Of course, selective helping doesn’t explain all discrimination, such as the sidelining of the old or overweight. And we can also handicap ourselves through self-stereotyping. For instance, women who associate female with family and male with career — that’s 80 percent of female respondents — may not feel at home in graduate school or the corporate world and may abandon professional aspirations.

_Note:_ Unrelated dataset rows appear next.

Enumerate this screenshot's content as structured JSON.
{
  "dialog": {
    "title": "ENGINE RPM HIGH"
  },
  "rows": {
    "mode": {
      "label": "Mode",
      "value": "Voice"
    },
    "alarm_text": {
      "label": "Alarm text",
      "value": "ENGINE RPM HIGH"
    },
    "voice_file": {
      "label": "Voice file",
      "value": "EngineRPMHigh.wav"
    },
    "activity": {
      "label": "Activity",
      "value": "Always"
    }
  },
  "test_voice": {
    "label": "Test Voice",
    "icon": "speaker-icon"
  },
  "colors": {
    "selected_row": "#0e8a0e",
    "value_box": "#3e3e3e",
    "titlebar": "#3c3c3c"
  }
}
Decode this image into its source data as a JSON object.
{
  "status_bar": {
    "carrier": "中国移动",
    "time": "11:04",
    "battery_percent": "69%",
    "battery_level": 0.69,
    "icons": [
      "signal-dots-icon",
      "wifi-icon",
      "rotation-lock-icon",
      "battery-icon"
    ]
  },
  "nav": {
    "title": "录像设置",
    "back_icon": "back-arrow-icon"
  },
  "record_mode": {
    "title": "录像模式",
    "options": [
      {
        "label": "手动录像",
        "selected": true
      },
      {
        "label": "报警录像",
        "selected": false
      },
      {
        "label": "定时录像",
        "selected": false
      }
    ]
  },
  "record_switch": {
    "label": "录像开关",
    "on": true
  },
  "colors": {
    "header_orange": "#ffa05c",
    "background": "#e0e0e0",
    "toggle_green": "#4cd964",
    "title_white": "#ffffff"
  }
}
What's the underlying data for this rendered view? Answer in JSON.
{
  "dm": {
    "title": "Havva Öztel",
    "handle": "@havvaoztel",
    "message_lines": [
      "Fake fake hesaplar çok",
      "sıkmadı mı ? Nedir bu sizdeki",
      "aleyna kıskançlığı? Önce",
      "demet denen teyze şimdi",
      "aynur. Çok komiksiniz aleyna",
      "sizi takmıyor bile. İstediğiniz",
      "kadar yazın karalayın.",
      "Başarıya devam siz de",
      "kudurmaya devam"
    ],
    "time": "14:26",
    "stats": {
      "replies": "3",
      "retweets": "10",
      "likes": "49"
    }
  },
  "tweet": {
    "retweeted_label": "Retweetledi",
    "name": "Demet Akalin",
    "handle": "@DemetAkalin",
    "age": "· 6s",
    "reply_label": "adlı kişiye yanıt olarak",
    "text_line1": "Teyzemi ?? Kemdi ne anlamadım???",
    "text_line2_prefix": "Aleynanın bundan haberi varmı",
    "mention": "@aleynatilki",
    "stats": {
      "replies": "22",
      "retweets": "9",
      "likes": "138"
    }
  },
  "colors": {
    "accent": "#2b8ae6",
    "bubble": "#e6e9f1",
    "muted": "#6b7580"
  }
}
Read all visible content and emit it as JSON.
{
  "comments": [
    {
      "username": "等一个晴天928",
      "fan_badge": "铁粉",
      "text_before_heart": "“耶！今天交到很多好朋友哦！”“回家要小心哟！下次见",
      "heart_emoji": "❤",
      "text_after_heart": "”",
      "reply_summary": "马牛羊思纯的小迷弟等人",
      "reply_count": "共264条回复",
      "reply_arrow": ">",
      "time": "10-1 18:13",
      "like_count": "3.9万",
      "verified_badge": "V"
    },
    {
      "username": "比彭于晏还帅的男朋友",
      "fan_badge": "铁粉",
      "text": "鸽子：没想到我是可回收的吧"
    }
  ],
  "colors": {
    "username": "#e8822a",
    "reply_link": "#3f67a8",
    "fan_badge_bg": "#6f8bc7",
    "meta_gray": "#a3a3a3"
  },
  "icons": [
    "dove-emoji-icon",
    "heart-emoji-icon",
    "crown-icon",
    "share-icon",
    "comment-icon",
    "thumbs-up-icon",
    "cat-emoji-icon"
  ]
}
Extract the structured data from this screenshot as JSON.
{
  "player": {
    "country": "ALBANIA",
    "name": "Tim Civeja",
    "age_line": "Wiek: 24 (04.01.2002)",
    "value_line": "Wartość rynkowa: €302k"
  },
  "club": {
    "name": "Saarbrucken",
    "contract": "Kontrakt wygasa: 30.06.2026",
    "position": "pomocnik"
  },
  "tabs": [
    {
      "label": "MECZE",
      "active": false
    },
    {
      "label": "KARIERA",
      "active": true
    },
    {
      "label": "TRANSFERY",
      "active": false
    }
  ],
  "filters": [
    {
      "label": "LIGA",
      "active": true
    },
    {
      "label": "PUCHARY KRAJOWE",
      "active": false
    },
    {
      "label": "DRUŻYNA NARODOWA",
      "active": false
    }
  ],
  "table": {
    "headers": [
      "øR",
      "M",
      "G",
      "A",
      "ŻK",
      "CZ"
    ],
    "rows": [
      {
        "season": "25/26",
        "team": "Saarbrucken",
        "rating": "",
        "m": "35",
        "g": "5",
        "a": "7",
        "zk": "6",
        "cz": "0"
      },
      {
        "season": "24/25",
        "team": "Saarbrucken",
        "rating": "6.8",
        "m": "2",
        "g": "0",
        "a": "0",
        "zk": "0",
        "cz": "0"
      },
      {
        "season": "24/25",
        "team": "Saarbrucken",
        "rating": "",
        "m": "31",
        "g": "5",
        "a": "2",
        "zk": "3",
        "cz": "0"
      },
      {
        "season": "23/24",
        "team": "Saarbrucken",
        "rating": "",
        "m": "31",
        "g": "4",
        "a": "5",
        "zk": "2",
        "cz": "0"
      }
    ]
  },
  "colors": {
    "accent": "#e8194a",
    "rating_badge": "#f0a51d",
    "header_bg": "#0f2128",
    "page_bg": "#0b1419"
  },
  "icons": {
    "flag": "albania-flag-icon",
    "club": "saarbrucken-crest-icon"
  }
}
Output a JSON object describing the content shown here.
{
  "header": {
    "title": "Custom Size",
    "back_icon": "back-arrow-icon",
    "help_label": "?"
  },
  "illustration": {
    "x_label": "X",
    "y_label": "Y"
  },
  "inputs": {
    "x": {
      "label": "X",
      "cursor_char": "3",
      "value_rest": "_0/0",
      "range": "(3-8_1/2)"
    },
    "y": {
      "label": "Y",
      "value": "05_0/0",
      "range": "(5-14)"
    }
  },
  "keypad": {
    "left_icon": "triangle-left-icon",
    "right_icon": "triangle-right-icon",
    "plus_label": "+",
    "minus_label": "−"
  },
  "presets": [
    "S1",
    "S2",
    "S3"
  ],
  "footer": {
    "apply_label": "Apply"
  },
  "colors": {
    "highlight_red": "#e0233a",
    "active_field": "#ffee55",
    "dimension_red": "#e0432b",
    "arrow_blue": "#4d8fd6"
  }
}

The book’s tone is careful and professorial, though not academic — there’s the occasional joke and exclamation point. Banaji and Greenwald, professors of psychology at Harvard and the University of Washington, respectively, make a point of sticking close to the data. But while they cover a lot of ground in a short book, with their combined expertise I would have enjoyed a bit more venturing into poorly charted territory. One question: If my implicit and explicit attitudes disagree, which is my real attitude? Which reflects the real me? Is it more defining that I failed the Race IAT or that I voted for Obama? This question may have no good answer and may be ill-formed to begin with — is there a single “real” self? — but it’s one worth addressing. Here’s a stab at an answer: If an attitude affects your behavior, it is part of you. Implicit and explicit attitudes affect behavior in different circumstances, so they are both “you.”
In a partially uplifting note, Banaji and Greenwald argue that while we may not have much power to eradicate our prejudices, we are often capable of counteracting them. The first step is to turn a hidden bias into a visible one.
Hidden Biases of Good People
By Mahzarin R. Banaji
and Anthony G. Greenwald
Delacorte. 254 pp. $27